Data records:
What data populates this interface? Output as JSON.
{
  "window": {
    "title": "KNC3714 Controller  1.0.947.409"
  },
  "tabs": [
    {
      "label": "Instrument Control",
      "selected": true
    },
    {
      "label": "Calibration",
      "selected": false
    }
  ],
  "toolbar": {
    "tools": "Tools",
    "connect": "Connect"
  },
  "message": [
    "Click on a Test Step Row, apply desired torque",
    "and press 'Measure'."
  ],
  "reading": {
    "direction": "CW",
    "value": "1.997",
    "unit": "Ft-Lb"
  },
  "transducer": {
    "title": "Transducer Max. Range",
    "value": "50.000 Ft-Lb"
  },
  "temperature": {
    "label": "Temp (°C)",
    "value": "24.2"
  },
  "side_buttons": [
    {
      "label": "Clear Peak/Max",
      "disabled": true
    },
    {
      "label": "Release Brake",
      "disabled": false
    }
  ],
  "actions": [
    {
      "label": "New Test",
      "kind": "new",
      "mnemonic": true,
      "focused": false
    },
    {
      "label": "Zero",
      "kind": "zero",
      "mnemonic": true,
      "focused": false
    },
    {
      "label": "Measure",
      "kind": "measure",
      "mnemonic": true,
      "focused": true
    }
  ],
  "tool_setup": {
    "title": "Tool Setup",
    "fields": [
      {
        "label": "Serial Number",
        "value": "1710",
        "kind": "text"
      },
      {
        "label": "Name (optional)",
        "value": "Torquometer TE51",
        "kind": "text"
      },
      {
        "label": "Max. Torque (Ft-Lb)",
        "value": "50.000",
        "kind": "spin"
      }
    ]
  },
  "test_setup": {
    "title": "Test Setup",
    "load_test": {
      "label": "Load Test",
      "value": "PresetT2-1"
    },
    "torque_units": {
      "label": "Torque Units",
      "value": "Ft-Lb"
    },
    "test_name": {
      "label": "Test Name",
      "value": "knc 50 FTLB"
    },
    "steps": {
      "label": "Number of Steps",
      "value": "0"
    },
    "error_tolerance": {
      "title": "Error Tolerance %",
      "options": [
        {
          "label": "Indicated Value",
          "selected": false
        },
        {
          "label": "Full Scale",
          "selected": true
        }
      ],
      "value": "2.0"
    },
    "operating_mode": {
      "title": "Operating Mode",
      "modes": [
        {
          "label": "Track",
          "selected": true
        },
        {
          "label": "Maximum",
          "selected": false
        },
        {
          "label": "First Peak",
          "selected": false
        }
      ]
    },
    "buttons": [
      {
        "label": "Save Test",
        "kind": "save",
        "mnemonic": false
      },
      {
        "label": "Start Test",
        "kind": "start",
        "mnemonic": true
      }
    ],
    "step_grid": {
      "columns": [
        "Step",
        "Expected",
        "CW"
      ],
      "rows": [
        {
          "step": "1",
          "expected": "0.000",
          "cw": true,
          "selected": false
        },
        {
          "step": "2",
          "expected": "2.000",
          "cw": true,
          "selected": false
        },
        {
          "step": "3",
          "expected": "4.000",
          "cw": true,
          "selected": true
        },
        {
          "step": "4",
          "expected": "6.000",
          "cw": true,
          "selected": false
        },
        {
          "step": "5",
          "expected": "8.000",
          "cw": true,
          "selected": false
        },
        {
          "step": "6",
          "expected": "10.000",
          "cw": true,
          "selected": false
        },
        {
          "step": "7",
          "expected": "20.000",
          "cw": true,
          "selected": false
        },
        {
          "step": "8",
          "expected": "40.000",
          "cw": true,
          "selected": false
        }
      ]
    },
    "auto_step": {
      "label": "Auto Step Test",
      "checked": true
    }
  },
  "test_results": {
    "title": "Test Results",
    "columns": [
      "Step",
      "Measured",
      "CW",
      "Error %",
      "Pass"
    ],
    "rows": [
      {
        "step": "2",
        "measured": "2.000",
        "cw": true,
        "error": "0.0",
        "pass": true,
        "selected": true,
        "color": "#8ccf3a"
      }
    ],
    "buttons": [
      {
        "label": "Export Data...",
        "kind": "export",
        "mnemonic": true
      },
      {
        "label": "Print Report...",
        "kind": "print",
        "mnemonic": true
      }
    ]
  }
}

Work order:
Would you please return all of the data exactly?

Task answer:
What data populates this interface? Output as JSON.
{
  "window": {
    "title": "KNC3714 Controller  1.0.947.409"
  },
  "tabs": [
    {
      "label": "Instrument Control",
      "selected": true
    },
    {
      "label": "Calibration",
      "selected": false
    }
  ],
  "toolbar": {
    "tools": "Tools",
    "connect": "Connect"
  },
  "message": [
    "Click on a Test Step Row, apply desired torque",
    "and press 'Measure'."
  ],
  "reading": {
    "direction": "CW",
    "value": "1.997",
    "unit": "Ft-Lb"
  },
  "transducer": {
    "title": "Transducer Max. Range",
    "value": "50.000 Ft-Lb"
  },
  "temperature": {
    "label": "Temp (°C)",
    "value": "24.2"
  },
  "side_buttons": [
    {
      "label": "Clear Peak/Max",
      "disabled": true
    },
    {
      "label": "Release Brake",
      "disabled": false
    }
  ],
  "actions": [
    {
      "label": "New Test",
      "kind": "new",
      "mnemonic": true,
      "focused": false
    },
    {
      "label": "Zero",
      "kind": "zero",
      "mnemonic": true,
      "focused": false
    },
    {
      "label": "Measure",
      "kind": "measure",
      "mnemonic": true,
      "focused": true
    }
  ],
  "tool_setup": {
    "title": "Tool Setup",
    "fields": [
      {
        "label": "Serial Number",
        "value": "1710",
        "kind": "text"
      },
      {
        "label": "Name (optional)",
        "value": "Torquometer TE51",
        "kind": "text"
      },
      {
        "label": "Max. Torque (Ft-Lb)",
        "value": "50.000",
        "kind": "spin"
      }
    ]
  },
  "test_setup": {
    "title": "Test Setup",
    "load_test": {
      "label": "Load Test",
      "value": "PresetT2-1"
    },
    "torque_units": {
      "label": "Torque Units",
      "value": "Ft-Lb"
    },
    "test_name": {
      "label": "Test Name",
      "value": "knc 50 FTLB"
    },
    "steps": {
      "label": "Number of Steps",
      "value": "0"
    },
    "error_tolerance": {
      "title": "Error Tolerance %",
      "options": [
        {
          "label": "Indicated Value",
          "selected": false
        },
        {
          "label": "Full Scale",
          "selected": true
        }
      ],
      "value": "2.0"
    },
    "operating_mode": {
      "title": "Operating Mode",
      "modes": [
        {
          "label": "Track",
          "selected": true
        },
        {
          "label": "Maximum",
          "selected": false
        },
        {
          "label": "First Peak",
          "selected": false
        }
      ]
    },
    "buttons": [
      {
        "label": "Save Test",
        "kind": "save",
        "mnemonic": false
      },
      {
        "label": "Start Test",
        "kind": "start",
        "mnemonic": true
      }
    ],
    "step_grid": {
      "columns": [
        "Step",
        "Expected",
        "CW"
      ],
      "rows": [
        {
          "step": "1",
          "expected": "0.000",
          "cw": true,
          "selected": false
        },
        {
          "step": "2",
          "expected": "2.000",
          "cw": true,
          "selected": false
        },
        {
          "step": "3",
          "expected": "4.000",
          "cw": true,
          "selected": true
        },
        {
          "step": "4",
          "expected": "6.000",
          "cw": true,
          "selected": false
        },
        {
          "step": "5",
          "expected": "8.000",
          "cw": true,
          "selected": false
        },
        {
          "step": "6",
          "expected": "10.000",
          "cw": true,
          "selected": false
        },
        {
          "step": "7",
          "expected": "20.000",
          "cw": true,
          "selected": false
        },
        {
          "step": "8",
          "expected": "40.000",
          "cw": true,
          "selected": false
        }
      ]
    },
    "auto_step": {
      "label": "Auto Step Test",
      "checked": true
    }
  },
  "test_results": {
    "title": "Test Results",
    "columns": [
      "Step",
      "Measured",
      "CW",
      "Error %",
      "Pass"
    ],
    "rows": [
      {
        "step": "2",
        "measured": "2.000",
        "cw": true,
        "error": "0.0",
        "pass": true,
        "selected": true,
        "color": "#8ccf3a"
      }
    ],
    "buttons": [
      {
        "label": "Export Data...",
        "kind": "export",
        "mnemonic": true
      },
      {
        "label": "Print Report...",
        "kind": "print",
        "mnemonic": true
      }
    ]
  }
}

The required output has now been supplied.